Seeking medical help for any type of injury (accident, slip and fall, illness) that ends up fatally for the patient, is considered a wrongful death. Medical malpractice that risks the health of the patient or leads to death, puts the patient and their family and heirs in a position to seek a wrongful death claim.
Medical malpractice happens when a healthcare provider is negligent which leads to complications in the patient’s health, or ends fatally. Make sure to hire a personal injury or wrongful death attorney for such cases.
Types of Medical Malpractice
Medical malpractice specifically discusses cases of medical negligence. Wrongful death cases may occur in a variety of circumstances and the death may be caused by the following:
- Medical malpractice
- Defective medical devices
- Birth injuries
- Auto accidents caused by negligence
- Nursing home abuse or negligence
- Assault (even if the death wasn’t unintentional)
- Dangerous vehicles
- Recalled or dangerous food sold in grocery stores or restaurants
Medical Malpractice Leads to Wrongful Death
The differences between medical malpractice and wrongful death are clear (especially in legal terms). However, there are some things about these two concepts. In most cases, the person who files for a wrongful death claim is the victim’s closest relative (child, spouse, or parent). An executor of the deceased person can also file a claim (only if this person is identified in a will, rather than the estate being handled by next to kin).
Damages in Medical Malpractice Cases
If a patient wins a claim of medical malpractice, they may be able to collect compensation for both economic and non-economic damages. In case the patient dies from medical malpractice, their family members may be able to collect damages through a wrongful death claim.
Economic and Non-Economic Damages
Economic damages, also known as special damages, compensate a victim for financial costs related to medical malpractice. These damages cover medical expenses related to the treatment or therapy; economic damages also cover lost income if the victim’s injuries prevent them from working. Economic damages may be supported by medical bills, but in some cases, an expert would have to testify to support a request for future damages or more complicated items of damages.

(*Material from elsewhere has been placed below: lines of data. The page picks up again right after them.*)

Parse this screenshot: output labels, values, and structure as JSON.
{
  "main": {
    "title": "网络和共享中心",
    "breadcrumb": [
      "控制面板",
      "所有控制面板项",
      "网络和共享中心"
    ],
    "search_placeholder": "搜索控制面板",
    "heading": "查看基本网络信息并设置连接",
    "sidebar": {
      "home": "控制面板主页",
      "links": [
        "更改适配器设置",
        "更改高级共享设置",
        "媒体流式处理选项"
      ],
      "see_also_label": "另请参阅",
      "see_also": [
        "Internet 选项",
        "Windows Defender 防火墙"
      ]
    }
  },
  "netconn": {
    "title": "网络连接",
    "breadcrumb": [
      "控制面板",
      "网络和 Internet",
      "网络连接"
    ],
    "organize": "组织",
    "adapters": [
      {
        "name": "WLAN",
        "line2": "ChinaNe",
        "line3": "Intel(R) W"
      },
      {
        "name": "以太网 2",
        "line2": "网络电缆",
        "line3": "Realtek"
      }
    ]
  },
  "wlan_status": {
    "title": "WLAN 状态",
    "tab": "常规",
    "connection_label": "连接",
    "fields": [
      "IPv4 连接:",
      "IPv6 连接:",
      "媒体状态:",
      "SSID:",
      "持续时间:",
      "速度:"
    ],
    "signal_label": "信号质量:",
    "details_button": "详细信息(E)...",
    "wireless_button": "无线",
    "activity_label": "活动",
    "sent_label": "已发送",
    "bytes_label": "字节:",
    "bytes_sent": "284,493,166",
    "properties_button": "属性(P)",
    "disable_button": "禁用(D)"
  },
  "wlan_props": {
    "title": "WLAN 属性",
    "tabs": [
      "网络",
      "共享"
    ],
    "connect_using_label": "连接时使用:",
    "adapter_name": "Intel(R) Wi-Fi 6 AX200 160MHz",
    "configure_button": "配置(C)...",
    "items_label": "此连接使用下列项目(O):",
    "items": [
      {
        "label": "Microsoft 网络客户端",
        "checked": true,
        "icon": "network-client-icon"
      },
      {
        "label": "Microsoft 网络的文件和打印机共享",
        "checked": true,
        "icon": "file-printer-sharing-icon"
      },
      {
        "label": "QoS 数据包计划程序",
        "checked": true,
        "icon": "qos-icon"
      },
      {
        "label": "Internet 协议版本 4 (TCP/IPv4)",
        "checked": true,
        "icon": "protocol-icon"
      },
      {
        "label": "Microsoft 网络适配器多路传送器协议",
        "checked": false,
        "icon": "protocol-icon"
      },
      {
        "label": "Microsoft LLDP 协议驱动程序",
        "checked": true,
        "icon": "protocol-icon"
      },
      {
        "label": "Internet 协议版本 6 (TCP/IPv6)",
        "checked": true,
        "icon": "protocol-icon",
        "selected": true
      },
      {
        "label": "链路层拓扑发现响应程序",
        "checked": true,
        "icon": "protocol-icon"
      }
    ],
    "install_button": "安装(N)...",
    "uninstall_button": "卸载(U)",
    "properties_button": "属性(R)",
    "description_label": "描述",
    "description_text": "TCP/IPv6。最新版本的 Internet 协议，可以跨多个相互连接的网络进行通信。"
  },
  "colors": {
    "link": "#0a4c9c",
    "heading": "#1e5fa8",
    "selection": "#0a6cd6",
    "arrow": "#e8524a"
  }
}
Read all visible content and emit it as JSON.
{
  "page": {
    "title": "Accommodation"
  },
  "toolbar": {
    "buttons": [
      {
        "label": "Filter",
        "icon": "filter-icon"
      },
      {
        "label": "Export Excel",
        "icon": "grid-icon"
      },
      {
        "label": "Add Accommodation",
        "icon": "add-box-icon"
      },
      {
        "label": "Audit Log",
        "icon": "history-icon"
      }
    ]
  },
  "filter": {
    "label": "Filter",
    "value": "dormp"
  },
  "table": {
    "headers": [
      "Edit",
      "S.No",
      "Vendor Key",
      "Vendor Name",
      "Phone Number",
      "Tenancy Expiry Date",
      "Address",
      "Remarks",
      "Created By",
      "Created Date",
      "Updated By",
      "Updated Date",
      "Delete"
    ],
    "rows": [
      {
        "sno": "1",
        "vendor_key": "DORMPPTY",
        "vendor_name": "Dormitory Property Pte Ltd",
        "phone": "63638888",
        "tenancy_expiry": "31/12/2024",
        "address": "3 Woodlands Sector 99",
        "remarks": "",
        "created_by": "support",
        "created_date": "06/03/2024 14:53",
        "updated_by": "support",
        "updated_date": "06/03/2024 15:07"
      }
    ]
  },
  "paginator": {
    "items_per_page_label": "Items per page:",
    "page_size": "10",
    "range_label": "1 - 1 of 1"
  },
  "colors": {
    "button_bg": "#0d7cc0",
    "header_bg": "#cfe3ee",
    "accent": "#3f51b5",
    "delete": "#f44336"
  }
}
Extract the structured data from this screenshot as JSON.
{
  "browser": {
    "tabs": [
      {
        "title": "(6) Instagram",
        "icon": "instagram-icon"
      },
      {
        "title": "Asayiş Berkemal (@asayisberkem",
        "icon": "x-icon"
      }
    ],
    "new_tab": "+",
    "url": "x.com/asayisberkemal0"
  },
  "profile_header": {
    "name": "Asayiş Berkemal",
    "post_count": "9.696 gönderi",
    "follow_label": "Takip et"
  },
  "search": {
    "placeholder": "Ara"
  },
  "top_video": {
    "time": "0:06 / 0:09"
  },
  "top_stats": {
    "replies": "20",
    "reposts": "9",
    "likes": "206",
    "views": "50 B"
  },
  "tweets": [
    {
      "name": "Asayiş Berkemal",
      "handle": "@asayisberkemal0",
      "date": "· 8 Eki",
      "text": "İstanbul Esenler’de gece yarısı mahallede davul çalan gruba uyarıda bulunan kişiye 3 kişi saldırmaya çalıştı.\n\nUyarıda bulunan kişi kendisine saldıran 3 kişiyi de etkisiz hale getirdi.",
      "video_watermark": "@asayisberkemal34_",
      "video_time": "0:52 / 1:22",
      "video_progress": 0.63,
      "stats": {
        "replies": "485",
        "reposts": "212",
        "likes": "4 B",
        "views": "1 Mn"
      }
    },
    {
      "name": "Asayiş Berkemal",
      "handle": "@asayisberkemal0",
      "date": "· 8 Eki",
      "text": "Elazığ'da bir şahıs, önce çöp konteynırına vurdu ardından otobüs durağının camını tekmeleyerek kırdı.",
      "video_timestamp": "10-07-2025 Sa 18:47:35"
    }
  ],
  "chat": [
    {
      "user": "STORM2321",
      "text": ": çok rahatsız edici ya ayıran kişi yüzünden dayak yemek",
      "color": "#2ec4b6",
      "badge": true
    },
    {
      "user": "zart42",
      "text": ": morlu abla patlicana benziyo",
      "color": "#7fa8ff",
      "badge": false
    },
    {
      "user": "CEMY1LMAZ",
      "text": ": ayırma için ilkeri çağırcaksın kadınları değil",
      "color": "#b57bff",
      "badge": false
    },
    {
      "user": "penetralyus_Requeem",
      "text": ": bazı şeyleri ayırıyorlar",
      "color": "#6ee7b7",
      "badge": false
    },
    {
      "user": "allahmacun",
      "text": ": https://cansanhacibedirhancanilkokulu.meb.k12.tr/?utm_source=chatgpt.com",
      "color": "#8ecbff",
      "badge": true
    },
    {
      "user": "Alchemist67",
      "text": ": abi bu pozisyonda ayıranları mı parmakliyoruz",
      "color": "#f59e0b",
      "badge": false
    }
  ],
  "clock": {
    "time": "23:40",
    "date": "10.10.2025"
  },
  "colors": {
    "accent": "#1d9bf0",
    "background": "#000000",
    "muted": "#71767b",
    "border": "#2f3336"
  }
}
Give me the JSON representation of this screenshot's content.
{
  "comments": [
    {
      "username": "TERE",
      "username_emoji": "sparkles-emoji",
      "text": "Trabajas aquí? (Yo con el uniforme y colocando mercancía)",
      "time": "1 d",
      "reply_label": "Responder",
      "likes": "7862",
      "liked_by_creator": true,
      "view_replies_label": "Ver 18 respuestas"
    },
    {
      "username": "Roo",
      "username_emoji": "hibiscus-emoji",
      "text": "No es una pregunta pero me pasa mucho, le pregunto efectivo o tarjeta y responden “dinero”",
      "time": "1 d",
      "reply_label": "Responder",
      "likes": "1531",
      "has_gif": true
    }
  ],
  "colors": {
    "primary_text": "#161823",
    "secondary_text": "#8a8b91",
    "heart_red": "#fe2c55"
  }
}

Non-economic damages (general damages) can’t be easily quantified in an exact dollar amount. These damages cover the pain and suffering that the victim suffered in addition to any loss in their quality of life. Non-economic damages often require support by documentation, witness testimony from the victim and their family members, friends, and even experts.
These damages aren’t common but may be awarded in extreme cases. The purpose of punitive damages is to punish the healthcare provider for their conduct. These damages send a message to all medical professionals to work carefully.
Suing for Medical Malpractice in New York
In the state of New York, you can bring a case of medical malpractice if you’re an injured patient. The case can be brought by any licensed health care provider (doctor, nurse, mental care professional, and physical therapist).
The law in New York puts a set period for which a medical malpractice claim may be filed. Most medical malpractice cases settle in court before the case gets to the trial stage. Unlike many states, New York doesn’t put a limit on the monetary amount of the damages the plaintiff can collect.
How Long do I have to file a Medical Malpractice Case in New York?
Before you file a claim of malpractice against a healthcare provider, make sure you are permitted to do that. New York Law mandates that a personal injury must be filed within two-and-a-half years from the date of the injury. If you decide to file a claim once the statute of limitations has passed, a court can dismiss your case so you won’t be able to collect a settlement. The time limitation is essential since with time the crucial evidence may become less compelling.
This statute of limitations won’t begin until your injury has been discovered (this rule is called the “discovery rule”).
If you or your loved one were a victim of medical malpractice, no matter the outcome (worsened health or death), you should seek help from a personal injury attorney. Filing a lawsuit, seeking a claim, and understanding the process may be challenging. Your attorney would help you with everything. If you need the help of this type, our attorneys at Cellino Law will offer it to you; we’ll review your case and guide you into the process.